§ **ASSIGNMENT**
What is the number of lines in the data that contain "external"? Respond with nothing else.

───── DATASET ENTRIES

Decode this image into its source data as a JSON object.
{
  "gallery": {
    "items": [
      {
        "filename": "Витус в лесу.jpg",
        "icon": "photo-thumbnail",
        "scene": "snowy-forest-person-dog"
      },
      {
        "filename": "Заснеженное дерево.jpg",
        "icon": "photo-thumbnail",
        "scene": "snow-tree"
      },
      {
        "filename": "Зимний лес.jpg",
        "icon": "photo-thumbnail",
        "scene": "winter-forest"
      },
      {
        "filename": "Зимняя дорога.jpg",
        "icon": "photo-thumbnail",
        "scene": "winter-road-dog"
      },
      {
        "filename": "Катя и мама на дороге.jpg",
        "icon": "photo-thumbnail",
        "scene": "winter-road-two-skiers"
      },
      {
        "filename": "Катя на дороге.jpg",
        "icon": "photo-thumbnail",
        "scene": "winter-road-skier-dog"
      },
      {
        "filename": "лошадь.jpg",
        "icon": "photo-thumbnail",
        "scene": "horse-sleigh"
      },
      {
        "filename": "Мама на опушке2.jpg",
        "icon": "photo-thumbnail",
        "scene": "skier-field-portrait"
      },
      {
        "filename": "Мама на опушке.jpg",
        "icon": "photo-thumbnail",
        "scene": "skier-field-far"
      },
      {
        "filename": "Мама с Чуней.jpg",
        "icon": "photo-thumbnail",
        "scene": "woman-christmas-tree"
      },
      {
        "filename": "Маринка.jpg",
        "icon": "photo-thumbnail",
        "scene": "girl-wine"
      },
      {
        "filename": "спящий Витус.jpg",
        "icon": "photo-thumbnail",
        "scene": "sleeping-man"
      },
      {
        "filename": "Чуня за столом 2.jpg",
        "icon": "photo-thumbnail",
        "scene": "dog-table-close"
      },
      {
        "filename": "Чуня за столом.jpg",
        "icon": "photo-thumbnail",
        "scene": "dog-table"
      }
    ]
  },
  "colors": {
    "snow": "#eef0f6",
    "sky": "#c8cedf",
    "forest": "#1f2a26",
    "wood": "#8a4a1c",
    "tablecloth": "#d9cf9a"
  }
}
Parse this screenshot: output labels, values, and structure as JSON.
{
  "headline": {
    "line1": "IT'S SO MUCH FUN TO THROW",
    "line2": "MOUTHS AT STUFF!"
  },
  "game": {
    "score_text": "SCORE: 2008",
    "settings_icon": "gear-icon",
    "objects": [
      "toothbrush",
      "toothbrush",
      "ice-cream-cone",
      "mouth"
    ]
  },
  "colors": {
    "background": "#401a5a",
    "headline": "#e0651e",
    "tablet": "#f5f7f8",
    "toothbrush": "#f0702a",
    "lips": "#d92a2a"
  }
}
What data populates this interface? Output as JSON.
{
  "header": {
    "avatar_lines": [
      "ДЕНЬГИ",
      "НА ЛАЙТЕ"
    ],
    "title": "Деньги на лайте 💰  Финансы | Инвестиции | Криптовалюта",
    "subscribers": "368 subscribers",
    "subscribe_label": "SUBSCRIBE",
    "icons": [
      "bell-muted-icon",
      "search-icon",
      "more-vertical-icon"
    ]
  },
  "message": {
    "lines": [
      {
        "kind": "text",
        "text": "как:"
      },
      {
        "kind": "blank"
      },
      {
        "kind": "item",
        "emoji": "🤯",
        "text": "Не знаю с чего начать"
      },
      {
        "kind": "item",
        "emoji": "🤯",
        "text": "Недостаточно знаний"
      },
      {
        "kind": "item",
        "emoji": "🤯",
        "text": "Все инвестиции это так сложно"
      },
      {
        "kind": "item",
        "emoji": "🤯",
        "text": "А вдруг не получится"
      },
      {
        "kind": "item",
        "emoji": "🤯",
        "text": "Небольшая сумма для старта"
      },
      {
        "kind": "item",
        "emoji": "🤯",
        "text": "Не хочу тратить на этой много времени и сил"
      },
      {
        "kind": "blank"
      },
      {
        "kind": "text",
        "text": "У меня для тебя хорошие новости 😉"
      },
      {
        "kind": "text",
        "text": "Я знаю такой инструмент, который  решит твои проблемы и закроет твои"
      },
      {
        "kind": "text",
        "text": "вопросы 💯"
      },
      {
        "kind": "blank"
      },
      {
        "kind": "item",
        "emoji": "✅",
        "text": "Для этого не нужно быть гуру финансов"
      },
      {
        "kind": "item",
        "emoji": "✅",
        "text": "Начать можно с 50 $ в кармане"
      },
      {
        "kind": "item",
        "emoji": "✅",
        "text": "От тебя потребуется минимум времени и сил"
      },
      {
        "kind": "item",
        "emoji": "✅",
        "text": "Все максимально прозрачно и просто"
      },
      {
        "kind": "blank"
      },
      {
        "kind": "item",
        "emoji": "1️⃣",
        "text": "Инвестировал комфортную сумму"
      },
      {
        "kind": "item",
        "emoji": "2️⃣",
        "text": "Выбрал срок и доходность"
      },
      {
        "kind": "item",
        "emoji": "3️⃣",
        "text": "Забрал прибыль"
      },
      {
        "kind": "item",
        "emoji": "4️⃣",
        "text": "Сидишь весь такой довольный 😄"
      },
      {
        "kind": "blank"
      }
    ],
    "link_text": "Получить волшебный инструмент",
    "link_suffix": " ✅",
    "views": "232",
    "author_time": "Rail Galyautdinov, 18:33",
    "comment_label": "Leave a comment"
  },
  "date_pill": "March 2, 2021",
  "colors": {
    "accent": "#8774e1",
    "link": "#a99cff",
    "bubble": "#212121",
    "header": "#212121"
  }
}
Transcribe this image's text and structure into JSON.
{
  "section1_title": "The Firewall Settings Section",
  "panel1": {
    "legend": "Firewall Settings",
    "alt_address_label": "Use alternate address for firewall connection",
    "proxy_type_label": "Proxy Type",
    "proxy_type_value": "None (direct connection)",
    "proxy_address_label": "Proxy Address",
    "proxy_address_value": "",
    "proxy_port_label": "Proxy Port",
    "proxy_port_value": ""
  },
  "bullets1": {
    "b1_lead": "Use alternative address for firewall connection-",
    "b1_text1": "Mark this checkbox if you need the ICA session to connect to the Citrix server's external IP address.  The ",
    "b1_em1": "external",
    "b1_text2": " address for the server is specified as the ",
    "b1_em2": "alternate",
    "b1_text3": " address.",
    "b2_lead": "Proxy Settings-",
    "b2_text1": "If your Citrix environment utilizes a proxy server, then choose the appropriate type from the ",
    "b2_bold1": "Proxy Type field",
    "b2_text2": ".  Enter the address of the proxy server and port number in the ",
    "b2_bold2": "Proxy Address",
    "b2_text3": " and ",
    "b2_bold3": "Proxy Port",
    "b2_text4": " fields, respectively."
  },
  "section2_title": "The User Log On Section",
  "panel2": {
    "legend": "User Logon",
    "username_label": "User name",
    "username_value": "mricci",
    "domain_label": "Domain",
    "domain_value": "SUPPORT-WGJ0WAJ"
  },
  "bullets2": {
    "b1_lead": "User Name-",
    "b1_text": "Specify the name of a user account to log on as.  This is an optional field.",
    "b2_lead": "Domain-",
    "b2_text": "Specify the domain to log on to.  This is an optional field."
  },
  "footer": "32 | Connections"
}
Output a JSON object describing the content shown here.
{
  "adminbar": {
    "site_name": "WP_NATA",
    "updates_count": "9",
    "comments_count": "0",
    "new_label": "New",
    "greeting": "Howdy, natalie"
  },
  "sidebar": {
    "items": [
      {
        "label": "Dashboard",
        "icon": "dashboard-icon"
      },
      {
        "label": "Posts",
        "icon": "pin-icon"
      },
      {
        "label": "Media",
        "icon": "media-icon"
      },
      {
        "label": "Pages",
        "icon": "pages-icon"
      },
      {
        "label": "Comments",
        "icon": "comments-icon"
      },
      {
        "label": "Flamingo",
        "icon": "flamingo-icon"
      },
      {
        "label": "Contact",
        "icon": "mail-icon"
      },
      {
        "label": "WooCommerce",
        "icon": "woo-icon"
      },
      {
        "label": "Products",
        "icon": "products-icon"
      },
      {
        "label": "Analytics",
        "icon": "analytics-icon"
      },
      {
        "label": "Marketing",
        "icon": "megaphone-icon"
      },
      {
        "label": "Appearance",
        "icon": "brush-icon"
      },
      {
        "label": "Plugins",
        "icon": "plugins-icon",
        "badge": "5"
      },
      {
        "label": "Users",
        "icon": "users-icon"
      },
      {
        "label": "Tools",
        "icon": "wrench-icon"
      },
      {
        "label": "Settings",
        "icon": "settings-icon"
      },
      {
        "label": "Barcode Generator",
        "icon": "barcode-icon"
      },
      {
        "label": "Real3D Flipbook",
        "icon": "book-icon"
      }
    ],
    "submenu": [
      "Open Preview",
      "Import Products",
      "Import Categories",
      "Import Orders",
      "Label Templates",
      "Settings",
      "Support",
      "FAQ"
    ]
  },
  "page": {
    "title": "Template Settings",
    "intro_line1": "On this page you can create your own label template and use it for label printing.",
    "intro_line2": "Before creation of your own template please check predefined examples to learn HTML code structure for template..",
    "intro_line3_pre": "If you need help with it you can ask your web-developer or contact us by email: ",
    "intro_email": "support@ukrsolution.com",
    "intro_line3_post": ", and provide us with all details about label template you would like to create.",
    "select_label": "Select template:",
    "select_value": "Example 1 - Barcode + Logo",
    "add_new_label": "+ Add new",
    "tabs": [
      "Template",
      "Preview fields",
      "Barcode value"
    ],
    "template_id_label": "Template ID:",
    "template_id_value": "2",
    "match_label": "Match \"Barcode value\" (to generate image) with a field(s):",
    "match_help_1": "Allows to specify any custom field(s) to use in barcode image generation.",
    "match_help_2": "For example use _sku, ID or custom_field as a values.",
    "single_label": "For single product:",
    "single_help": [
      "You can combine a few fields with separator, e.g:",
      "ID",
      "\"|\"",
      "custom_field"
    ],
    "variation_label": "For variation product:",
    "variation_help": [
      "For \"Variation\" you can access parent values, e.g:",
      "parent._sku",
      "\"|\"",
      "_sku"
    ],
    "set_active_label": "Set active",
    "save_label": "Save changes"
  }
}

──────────

§ **COMPLETED TASK**
2